The Sustainable Ingredients session will feature raw materials with ecological/societal credentials. The growing use of food ingredients from side streams will be discussed, whilst other speakers will give an update on sustainable palm oil and natural flavourings. Norbert Schmitz from Global Risk Assessment Services will explain how food companies can develop sustainable and deforestation-free supply chains for their ingredients. Piet Haasen from the Sustainable Juice Covenant will show how the juice industry is mitigating supply chain risks and encouraging sustainable juice production.

The Sustainable Juice Covenant (SJC) is a global initiative to make the sourcing, production and trade of fruit- and vegetable-derived juices, purees and their concentrates 100 % sustainable by 2030.
Coordinated by IDH, the Sustainable Trade Initiative, and committed to by leading beverage companies, the covenant is a moral, not a legal, obligation. Enabling private sector companies to make proactive, non-competitive improvements across the juice industry supply chain – from raw materials to consumer-based products such as drinks, nectars, juices and smoothies.

With the support of AIJN, the European Fruit Juice Association, the companies work together to increase social and environmental sustainability at farm and processing level by rolling out sustainability certifications throughout the supply chain.
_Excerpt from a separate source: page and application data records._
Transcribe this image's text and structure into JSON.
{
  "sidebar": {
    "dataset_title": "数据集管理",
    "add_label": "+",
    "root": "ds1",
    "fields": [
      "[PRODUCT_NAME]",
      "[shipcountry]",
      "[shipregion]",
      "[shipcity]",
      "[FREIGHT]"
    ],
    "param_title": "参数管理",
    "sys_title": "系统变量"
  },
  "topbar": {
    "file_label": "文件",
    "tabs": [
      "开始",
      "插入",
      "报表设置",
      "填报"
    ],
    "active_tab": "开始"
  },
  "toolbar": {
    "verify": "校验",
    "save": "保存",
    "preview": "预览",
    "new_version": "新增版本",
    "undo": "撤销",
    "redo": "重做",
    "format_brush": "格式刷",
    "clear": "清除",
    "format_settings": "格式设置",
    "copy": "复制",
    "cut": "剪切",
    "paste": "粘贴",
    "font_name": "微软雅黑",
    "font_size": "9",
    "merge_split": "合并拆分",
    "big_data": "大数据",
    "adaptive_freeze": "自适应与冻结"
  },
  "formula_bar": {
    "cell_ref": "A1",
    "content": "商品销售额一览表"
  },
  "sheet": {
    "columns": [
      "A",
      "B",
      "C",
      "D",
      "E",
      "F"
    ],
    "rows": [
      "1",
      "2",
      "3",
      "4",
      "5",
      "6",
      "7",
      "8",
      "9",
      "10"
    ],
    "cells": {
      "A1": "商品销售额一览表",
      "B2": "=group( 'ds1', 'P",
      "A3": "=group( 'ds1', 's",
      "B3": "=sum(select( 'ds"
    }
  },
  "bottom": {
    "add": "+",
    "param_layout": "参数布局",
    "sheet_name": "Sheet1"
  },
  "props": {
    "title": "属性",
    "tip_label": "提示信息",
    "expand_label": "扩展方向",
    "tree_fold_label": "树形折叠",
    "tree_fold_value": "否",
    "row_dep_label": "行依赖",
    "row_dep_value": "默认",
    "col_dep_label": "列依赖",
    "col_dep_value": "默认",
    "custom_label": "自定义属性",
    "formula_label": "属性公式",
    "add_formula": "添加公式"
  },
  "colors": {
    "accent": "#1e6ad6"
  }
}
Globally, fruit juice and nectar consumption is at 38,5 billion liters – and 9,6 billion liters in the EU, the biggest consumption region. As the market grows, they recognize that sustainability is the way forward for the juice industry.